I beg to move, That the Bill be now read a Second time.

It is a great pleasure to move the Second Reading motion. It is possible that in Westminster at the moment other matters are catching Members’ attention and that the focus of the House has not been sufficiently on the Bill. But I am delighted to have the opportunity to move the motion. The Bill has already been considered in the other place and takes an important step forward for our courts system.

Our judiciary, together with our courts and tribunal service, are rightly regarded as among the finest and most independent in the world. However, the way our courts and tribunals work cannot stand still. They must be able to meet the demands of delivering modern-day justice, meet the needs of the society they serve, and administer justice in the most effective and efficient way.

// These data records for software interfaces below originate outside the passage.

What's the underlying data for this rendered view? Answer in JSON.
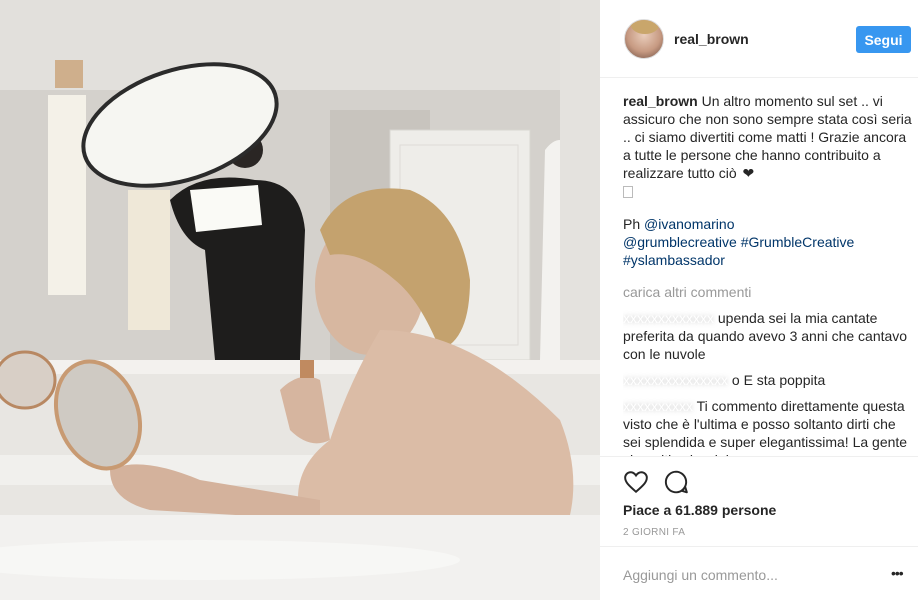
{
  "post": {
    "username": "real_brown",
    "follow_label": "Segui",
    "caption_user": "real_brown",
    "caption_text": "Un altro momento sul set .. vi assicuro che non sono sempre stata così seria .. ci siamo divertiti come matti ! Grazie ancora a tutte le persone che hanno contribuito a realizzare tutto ciò",
    "caption_heart": "❤",
    "credit_prefix": "Ph",
    "credit_mention": "@ivanomarino",
    "credit_line2_mention": "@grumblecreative",
    "credit_hashtag1": "#GrumbleCreative",
    "credit_hashtag2": "#yslambassador",
    "load_more": "carica altri commenti",
    "comments": [
      {
        "text": "upenda sei la mia cantate preferita da quando avevo 3 anni che cantavo con le nuvole"
      },
      {
        "text": "o E sta poppita"
      },
      {
        "text": "Ti commento direttamente questa visto che è l'ultima e posso soltanto dirti che sei splendida e super elegantissima! La gente che critica lasciala"
      }
    ],
    "likes": "Piace a 61.889 persone",
    "time": "2 GIORNI FA",
    "add_comment_placeholder": "Aggiungi un commento...",
    "more_options": "•••"
  },
  "icons": {
    "like": "heart-icon",
    "comment": "comment-icon",
    "options": "more-options-icon"
  },
  "colors": {
    "accent": "#3897f0",
    "link": "#003569",
    "muted": "#999999"
  }
}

The justice system must work for all those who use it, as well as for the judges and legal professionals who work in it. That means realising the huge potential of new technology and the law tech revolution to improve people’s experience of and access to the justice system and open up new routes to justice. It is certainly my determination that the UK should be seen as being at the forefront of adopting new technology, whether in our courts and tribunal system, which is the issue before us today, or more widely, with legal professionals making use of technology. That is one of the reasons that we have instituted a law tech committee, led by Christina Blacklaws of the Law Society, which is designed to take us forward in that area. It is an important part of what we need to do.